Joseph and Mary returned to the place where, according to tradition, the Messiah would be revealed in his glory. This was the second of two narrative accounts in which Luke used the place and the people to emphasize that point. In Luke 2:22-38, the parents presented the child at the Temple. And two prophets proclaimed the Good News that the Messiah had been born.

In this second account, Jesus himself revealed his Messiahship with an enigmatic answer. "Did you not know that it was necessary (for) me to be in the (things) of my Father?" As the note mentioned above, the phrase can refer to place (the Temple) or to affairs (his teaching ministry). In either case, Jesus acted in the role God had given him. While Jesus might have been an enfranchised Jewish male, he, as the only Son of God, was enslaved to the will of his Father. Jesus did not really belong to the clan from Nazareth. He belonged to his true Father. Jesus' place was in the Father's house (i.e., building and family). Jesus' mission was to teach the people the way back to the Father. He amazed the teachers just as he would amaze the people along his mission road. But Joseph and Mary did not understand his reasoning.

The tension between the parents and the child began to fulfill the prophecy Simeon made to Mary and foreshadowed Jesus' death and resurrection. The search caused Mary pain and anxiety (one of the swords that pierced her heart). The climax of the story occurred three days after the celebration of Passover (a foreshadowing of the Resurrection).

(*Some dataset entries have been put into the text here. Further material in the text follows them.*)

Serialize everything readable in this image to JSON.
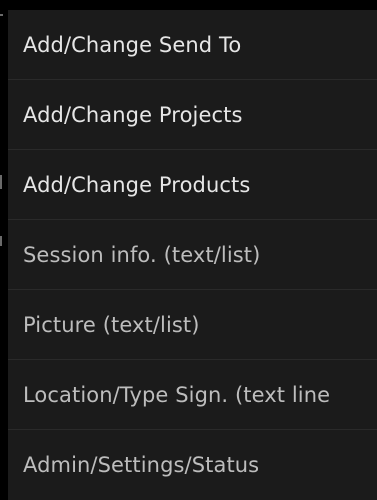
{
  "menu": {
    "items": [
      {
        "label": "Add/Change Send To"
      },
      {
        "label": "Add/Change Projects"
      },
      {
        "label": "Add/Change Products"
      },
      {
        "label": "Session info. (text/list)"
      },
      {
        "label": "Picture (text/list)"
      },
      {
        "label": "Location/Type Sign. (text line"
      },
      {
        "label": "Admin/Settings/Status"
      }
    ]
  },
  "colors": {
    "background": "#000000",
    "menu_background": "#1b1b1b",
    "divider": "#2a2a2a",
    "text": "#e6e6e6"
  }
}
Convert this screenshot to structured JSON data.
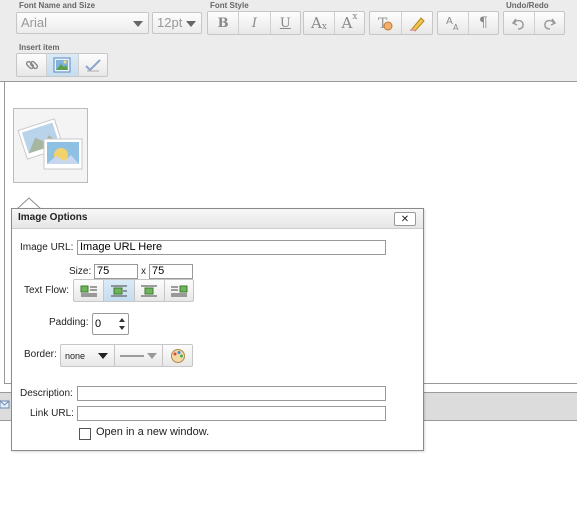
{
  "toolbar": {
    "font_group_label": "Font Name and Size",
    "font_name": "Arial",
    "font_size": "12pt",
    "style_group_label": "Font Style",
    "bold": "B",
    "italic": "I",
    "underline": "U",
    "subscript": "A",
    "subscript_sub": "x",
    "superscript": "A",
    "superscript_sup": "x",
    "undo_group_label": "Undo/Redo",
    "insert_group_label": "Insert item",
    "paragraph_mark": "¶"
  },
  "image_options": {
    "title": "Image Options",
    "close": "✕",
    "url_label": "Image URL:",
    "url_value": "Image URL Here",
    "size_label": "Size:",
    "width": "75",
    "times": "x",
    "height": "75",
    "text_flow_label": "Text Flow:",
    "padding_label": "Padding:",
    "padding_value": "0",
    "border_label": "Border:",
    "border_style": "none",
    "description_label": "Description:",
    "description_value": "",
    "link_label": "Link URL:",
    "link_value": "",
    "new_window_label": "Open in a new window."
  },
  "colors": {
    "toolbar_bg": "#ececec",
    "active_button": "#c6dcef",
    "dialog_border": "#8a8a8a"
  }
}
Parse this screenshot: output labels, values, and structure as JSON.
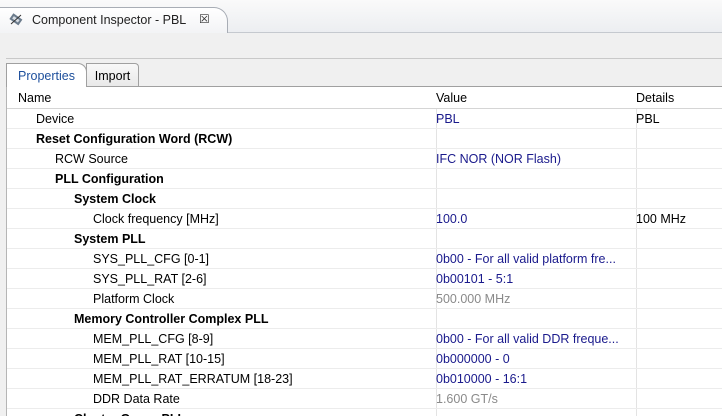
{
  "window": {
    "title": "Component Inspector - PBL",
    "close_symbol": "☒",
    "icon": "component-inspector-icon"
  },
  "tabs": [
    {
      "label": "Properties",
      "active": true
    },
    {
      "label": "Import",
      "active": false
    }
  ],
  "columns": {
    "name": "Name",
    "value": "Value",
    "details": "Details"
  },
  "rows": [
    {
      "name": "Device",
      "level": 1,
      "bold": false,
      "value": "PBL",
      "value_style": "normal",
      "details": "PBL"
    },
    {
      "name": "Reset Configuration Word (RCW)",
      "level": 1,
      "bold": true,
      "value": "",
      "value_style": "normal",
      "details": ""
    },
    {
      "name": "RCW Source",
      "level": 2,
      "bold": false,
      "value": "IFC NOR (NOR Flash)",
      "value_style": "normal",
      "details": ""
    },
    {
      "name": "PLL Configuration",
      "level": 2,
      "bold": true,
      "value": "",
      "value_style": "normal",
      "details": ""
    },
    {
      "name": "System Clock",
      "level": 3,
      "bold": true,
      "value": "",
      "value_style": "normal",
      "details": ""
    },
    {
      "name": "Clock frequency [MHz]",
      "level": 4,
      "bold": false,
      "value": "100.0",
      "value_style": "normal",
      "details": "100 MHz"
    },
    {
      "name": "System PLL",
      "level": 3,
      "bold": true,
      "value": "",
      "value_style": "normal",
      "details": ""
    },
    {
      "name": "SYS_PLL_CFG   [0-1]",
      "level": 4,
      "bold": false,
      "value": "0b00 - For all valid platform fre...",
      "value_style": "normal",
      "details": ""
    },
    {
      "name": "SYS_PLL_RAT   [2-6]",
      "level": 4,
      "bold": false,
      "value": "0b00101 - 5:1",
      "value_style": "normal",
      "details": ""
    },
    {
      "name": "Platform Clock",
      "level": 4,
      "bold": false,
      "value": "500.000 MHz",
      "value_style": "disabled",
      "details": ""
    },
    {
      "name": "Memory Controller Complex PLL",
      "level": 3,
      "bold": true,
      "value": "",
      "value_style": "normal",
      "details": ""
    },
    {
      "name": "MEM_PLL_CFG   [8-9]",
      "level": 4,
      "bold": false,
      "value": "0b00 - For all valid DDR freque...",
      "value_style": "normal",
      "details": ""
    },
    {
      "name": "MEM_PLL_RAT   [10-15]",
      "level": 4,
      "bold": false,
      "value": "0b000000 - 0",
      "value_style": "normal",
      "details": ""
    },
    {
      "name": "MEM_PLL_RAT_ERRATUM   [18-23]",
      "level": 4,
      "bold": false,
      "value": "0b010000 - 16:1",
      "value_style": "normal",
      "details": ""
    },
    {
      "name": "DDR Data Rate",
      "level": 4,
      "bold": false,
      "value": "1.600 GT/s",
      "value_style": "disabled",
      "details": ""
    },
    {
      "name": "Cluster Group PLL",
      "level": 3,
      "bold": true,
      "value": "",
      "value_style": "normal",
      "details": ""
    }
  ],
  "colors": {
    "value_text": "#1a1a8c",
    "disabled_text": "#8a8a8a",
    "active_tab_text": "#1d4f9c"
  }
}
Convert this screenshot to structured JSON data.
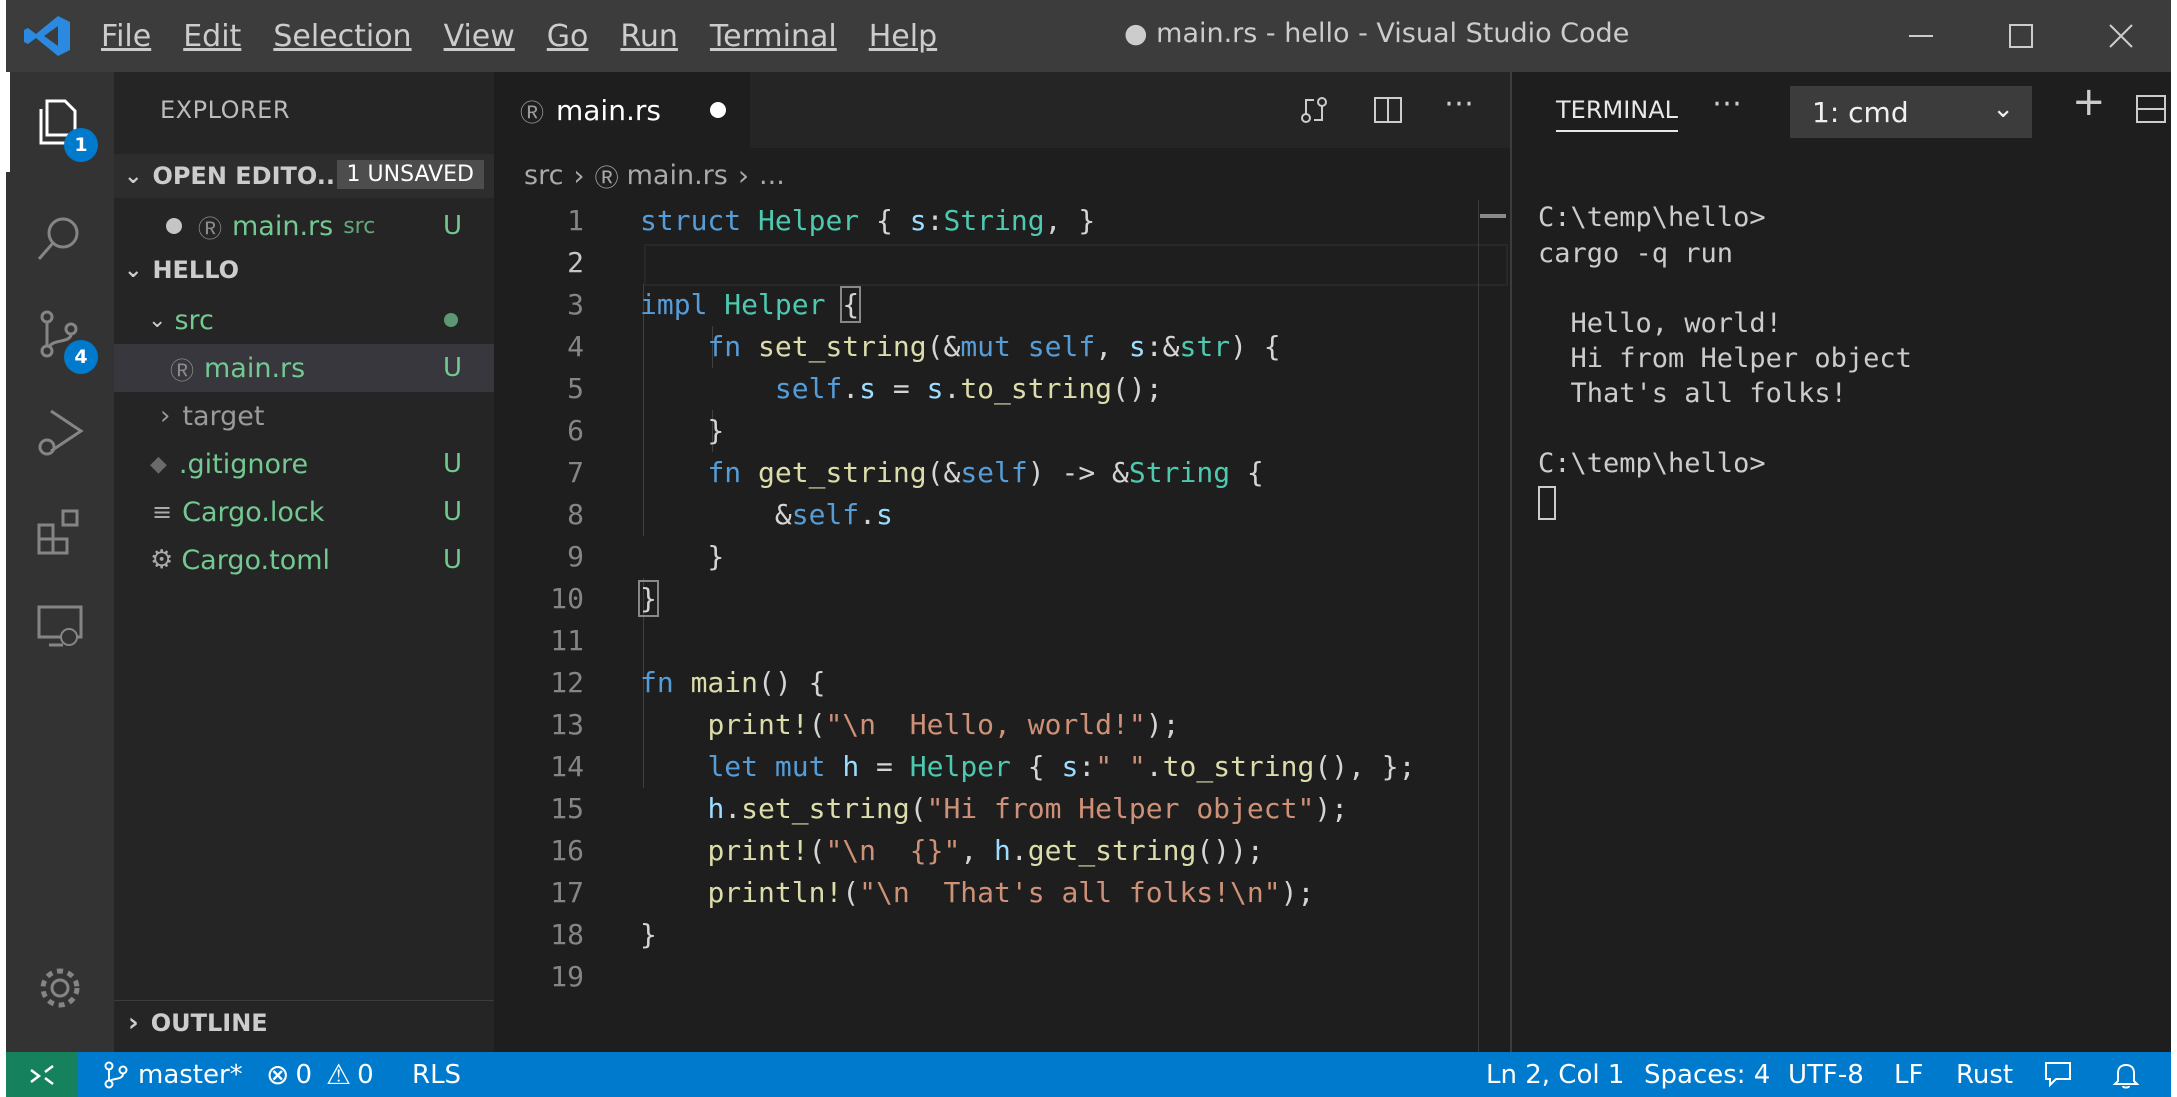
{
  "window": {
    "title": "● main.rs - hello - Visual Studio Code",
    "menu": [
      "File",
      "Edit",
      "Selection",
      "View",
      "Go",
      "Run",
      "Terminal",
      "Help"
    ]
  },
  "activity_bar": {
    "explorer_badge": "1",
    "source_control_badge": "4"
  },
  "sidebar": {
    "title": "EXPLORER",
    "open_editors": {
      "header": "OPEN EDITO...",
      "unsaved_badge": "1 UNSAVED",
      "file": "main.rs",
      "folder": "src",
      "status": "U"
    },
    "project": {
      "header": "HELLO",
      "items": [
        {
          "label": "src",
          "status": "●"
        },
        {
          "label": "main.rs",
          "status": "U"
        },
        {
          "label": "target",
          "status": ""
        },
        {
          "label": ".gitignore",
          "status": "U"
        },
        {
          "label": "Cargo.lock",
          "status": "U"
        },
        {
          "label": "Cargo.toml",
          "status": "U"
        }
      ]
    },
    "outline_header": "OUTLINE"
  },
  "editor": {
    "tab_label": "main.rs",
    "breadcrumb": {
      "folder": "src",
      "file": "main.rs",
      "tail": "..."
    },
    "line_numbers": [
      "1",
      "2",
      "3",
      "4",
      "5",
      "6",
      "7",
      "8",
      "9",
      "10",
      "11",
      "12",
      "13",
      "14",
      "15",
      "16",
      "17",
      "18",
      "19"
    ]
  },
  "terminal": {
    "tab_label": "TERMINAL",
    "instance": "1: cmd",
    "lines": [
      "C:\\temp\\hello>",
      "cargo -q run",
      "",
      "  Hello, world!",
      "  Hi from Helper object",
      "  That's all folks!",
      "",
      "C:\\temp\\hello>"
    ]
  },
  "statusbar": {
    "branch": "master*",
    "errors": "0",
    "warnings": "0",
    "rls": "RLS",
    "position": "Ln 2, Col 1",
    "spaces": "Spaces: 4",
    "encoding": "UTF-8",
    "eol": "LF",
    "language": "Rust"
  },
  "colors": {
    "accent": "#007acc",
    "git_untracked": "#73c991",
    "remote": "#16825d"
  }
}
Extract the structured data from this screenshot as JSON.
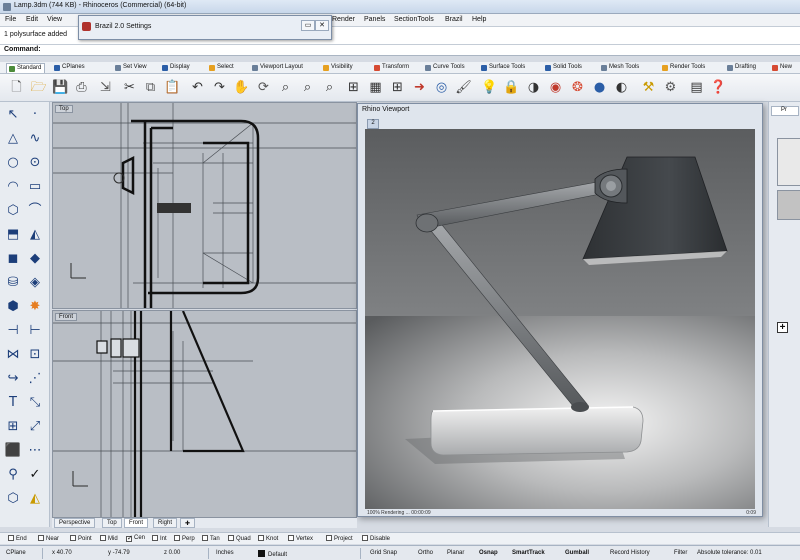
{
  "window": {
    "title": "Lamp.3dm (744 KB) - Rhinoceros (Commercial) (64-bit)"
  },
  "menu": [
    "File",
    "Edit",
    "View",
    "Render",
    "Panels",
    "SectionTools",
    "Brazil",
    "Help"
  ],
  "command_history": "1 polysurface added",
  "command_prompt": "Command:",
  "dialog": {
    "title": "Brazil 2.0 Settings"
  },
  "toolbar_tabs": [
    "Standard",
    "CPlanes",
    "Set View",
    "Display",
    "Select",
    "Viewport Layout",
    "Visibility",
    "Transform",
    "Curve Tools",
    "Surface Tools",
    "Solid Tools",
    "Mesh Tools",
    "Render Tools",
    "Drafting",
    "New"
  ],
  "toolbar_icons": [
    "new-file-icon",
    "open-icon",
    "save-icon",
    "print-icon",
    "import-icon",
    "cut-icon",
    "copy-icon",
    "paste-icon",
    "undo-icon",
    "redo-icon",
    "pan-icon",
    "rotate-icon",
    "zoom-icon",
    "zoom-window-icon",
    "zoom-extents-icon",
    "zoom-selected-icon",
    "four-viewports-icon",
    "grid-icon",
    "move-icon",
    "rotate-view-icon",
    "paint-icon",
    "lightbulb-icon",
    "lock-icon",
    "shade-icon",
    "material-icon",
    "color-wheel-icon",
    "sphere-icon",
    "render-icon",
    "tools-icon",
    "options-icon",
    "help-icon"
  ],
  "viewports": {
    "top_label": "Top",
    "front_label": "Front",
    "tabs": [
      "Perspective",
      "Top",
      "Front",
      "Right"
    ],
    "active_tab": "Front"
  },
  "render_viewport": {
    "title": "Rhino Viewport",
    "number": "2",
    "status": "100% Rendering ...  00:00:09",
    "zoom": "0:09"
  },
  "right_panel": {
    "tab": "Pr"
  },
  "osnap": {
    "items": [
      {
        "label": "End",
        "checked": false
      },
      {
        "label": "Near",
        "checked": false
      },
      {
        "label": "Point",
        "checked": false
      },
      {
        "label": "Mid",
        "checked": false
      },
      {
        "label": "Cen",
        "checked": true
      },
      {
        "label": "Int",
        "checked": false
      },
      {
        "label": "Perp",
        "checked": false
      },
      {
        "label": "Tan",
        "checked": false
      },
      {
        "label": "Quad",
        "checked": false
      },
      {
        "label": "Knot",
        "checked": false
      },
      {
        "label": "Vertex",
        "checked": false
      },
      {
        "label": "Project",
        "checked": false
      },
      {
        "label": "Disable",
        "checked": false
      }
    ]
  },
  "status_bar": {
    "cplane": "CPlane",
    "x": "x 40.70",
    "y": "y -74.79",
    "z": "z 0.00",
    "units": "Inches",
    "layer": "Default",
    "grid_snap": "Grid Snap",
    "ortho": "Ortho",
    "planar": "Planar",
    "osnap": "Osnap",
    "smarttrack": "SmartTrack",
    "gumball": "Gumball",
    "record_history": "Record History",
    "filter": "Filter",
    "tolerance": "Absolute tolerance: 0.01"
  },
  "colors": {
    "accent": "#2b5ea7",
    "viewport_bg": "#b9bec5",
    "render_wall": "#6b6d6f",
    "lamp_shade": "#3a3d40"
  }
}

Despite the confrontation, Jesus grew in honor (wisdom, size, and reputation). Jesus was a faithful Jew as he honored his parents and obeyed the Fourth Commandment. He existed within the old, the Jewish tradition. But all signs pointed to the new. He was the Messiah. And he would reveal God acting in a new way, with a new people.

How have you seen God act in new ways?